From the first line to the last, copy the data below word for word.

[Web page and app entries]
%%

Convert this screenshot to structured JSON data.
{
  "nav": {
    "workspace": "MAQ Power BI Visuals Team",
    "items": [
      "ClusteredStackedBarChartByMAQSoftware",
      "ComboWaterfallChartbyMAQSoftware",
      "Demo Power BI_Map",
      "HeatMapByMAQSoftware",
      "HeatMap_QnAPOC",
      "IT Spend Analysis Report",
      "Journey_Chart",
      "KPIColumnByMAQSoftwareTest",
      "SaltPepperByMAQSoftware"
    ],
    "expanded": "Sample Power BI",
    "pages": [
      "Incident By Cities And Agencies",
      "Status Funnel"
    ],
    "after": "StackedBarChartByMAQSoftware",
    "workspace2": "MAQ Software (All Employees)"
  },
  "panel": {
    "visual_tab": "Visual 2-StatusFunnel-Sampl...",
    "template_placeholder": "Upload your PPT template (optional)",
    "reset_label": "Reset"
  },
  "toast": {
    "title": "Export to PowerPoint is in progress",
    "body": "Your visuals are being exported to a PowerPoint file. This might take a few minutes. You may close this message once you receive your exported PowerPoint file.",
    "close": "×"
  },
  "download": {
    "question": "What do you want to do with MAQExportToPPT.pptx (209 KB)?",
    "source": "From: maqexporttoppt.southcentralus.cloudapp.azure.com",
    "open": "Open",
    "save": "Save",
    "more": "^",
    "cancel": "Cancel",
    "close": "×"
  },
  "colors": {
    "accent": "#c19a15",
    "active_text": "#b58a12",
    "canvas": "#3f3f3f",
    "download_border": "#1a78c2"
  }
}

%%

### Written response
Convert this screenshot to structured JSON data.
{
  "nav": {
    "workspace": "MAQ Power BI Visuals Team",
    "items": [
      "ClusteredStackedBarChartByMAQSoftware",
      "ComboWaterfallChartbyMAQSoftware",
      "Demo Power BI_Map",
      "HeatMapByMAQSoftware",
      "HeatMap_QnAPOC",
      "IT Spend Analysis Report",
      "Journey_Chart",
      "KPIColumnByMAQSoftwareTest",
      "SaltPepperByMAQSoftware"
    ],
    "expanded": "Sample Power BI",
    "pages": [
      "Incident By Cities And Agencies",
      "Status Funnel"
    ],
    "after": "StackedBarChartByMAQSoftware",
    "workspace2": "MAQ Software (All Employees)"
  },
  "panel": {
    "visual_tab": "Visual 2-StatusFunnel-Sampl...",
    "template_placeholder": "Upload your PPT template (optional)",
    "reset_label": "Reset"
  },
  "toast": {
    "title": "Export to PowerPoint is in progress",
    "body": "Your visuals are being exported to a PowerPoint file. This might take a few minutes. You may close this message once you receive your exported PowerPoint file.",
    "close": "×"
  },
  "download": {
    "question": "What do you want to do with MAQExportToPPT.pptx (209 KB)?",
    "source": "From: maqexporttoppt.southcentralus.cloudapp.azure.com",
    "open": "Open",
    "save": "Save",
    "more": "^",
    "cancel": "Cancel",
    "close": "×"
  },
  "colors": {
    "accent": "#c19a15",
    "active_text": "#b58a12",
    "canvas": "#3f3f3f",
    "download_border": "#1a78c2"
  }
}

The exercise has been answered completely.